The first direct detection of gravitational waves from the merger of two massive black holes, more than a billion light years from the Earth, became a global media phenomenon when it was announced in February 2016. This remarkable discovery was made by two giant interferometers known as Advanced LIGO, the most sensitive scientific instruments ever built. It vindicated Albert Einstein’s General Theory of Relativity and has been widely hailed as one of the greatest scientific breakthroughs of the Century. The human story of how we discovered gravitational waves also stretches far across both space and time.
First, it reaches back one hundred years to Einstein’s pioneering prediction of these tiny ripples in the fabric of the Cosmos – which he believed were too elusive ever to be detected – and since then across many decades of ingenuity and determination as – one by one – the huge technological barriers to making such an insanely difficult measurement were overcome. The discovery, and the research that made it possible, also spans the globe – the result of a worldwide collaboration featuring thousands of scientists in dozens of countries. In this sense, it represents a triumph for the vision and commitment of funding agencies to invest long-term in a project so challenging that many were sure it would never succeed.
This cosmic detective story has its own strong Scottish connections – from the origins of the LIGO project to the scientists now leading the design and operation of Advanced LIGO and shaping the future of this exciting new field. This edition of Science Scotland tells the tale of Scotland’s place in the discovery of gravitational waves by highlighting the contributions of some of the players involved.

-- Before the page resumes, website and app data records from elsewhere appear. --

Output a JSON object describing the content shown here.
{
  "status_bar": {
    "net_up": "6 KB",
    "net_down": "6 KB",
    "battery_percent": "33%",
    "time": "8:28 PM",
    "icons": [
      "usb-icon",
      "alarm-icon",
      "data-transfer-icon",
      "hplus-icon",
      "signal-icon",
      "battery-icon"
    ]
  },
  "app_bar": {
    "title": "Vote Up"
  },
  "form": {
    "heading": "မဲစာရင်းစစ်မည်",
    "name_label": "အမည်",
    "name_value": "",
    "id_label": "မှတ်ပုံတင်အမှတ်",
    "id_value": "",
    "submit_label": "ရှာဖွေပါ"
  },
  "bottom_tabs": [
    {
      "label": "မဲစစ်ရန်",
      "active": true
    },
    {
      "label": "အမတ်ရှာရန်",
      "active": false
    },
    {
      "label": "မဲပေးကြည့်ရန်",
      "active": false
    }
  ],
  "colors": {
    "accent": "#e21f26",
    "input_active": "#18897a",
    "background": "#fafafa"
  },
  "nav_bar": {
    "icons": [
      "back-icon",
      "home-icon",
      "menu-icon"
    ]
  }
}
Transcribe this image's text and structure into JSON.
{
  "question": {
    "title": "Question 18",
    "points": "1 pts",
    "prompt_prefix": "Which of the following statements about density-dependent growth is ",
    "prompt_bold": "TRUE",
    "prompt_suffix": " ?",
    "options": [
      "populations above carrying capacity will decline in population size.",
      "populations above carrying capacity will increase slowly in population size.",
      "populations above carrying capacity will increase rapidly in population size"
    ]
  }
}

The achievements of the LIGO team have been recognised with many international awards and prizes – including the award of the Royal Society of Edinburgh’s President’s Medal to the Scottish academics who shared in the discovery, most of whom are profiled in this special issue.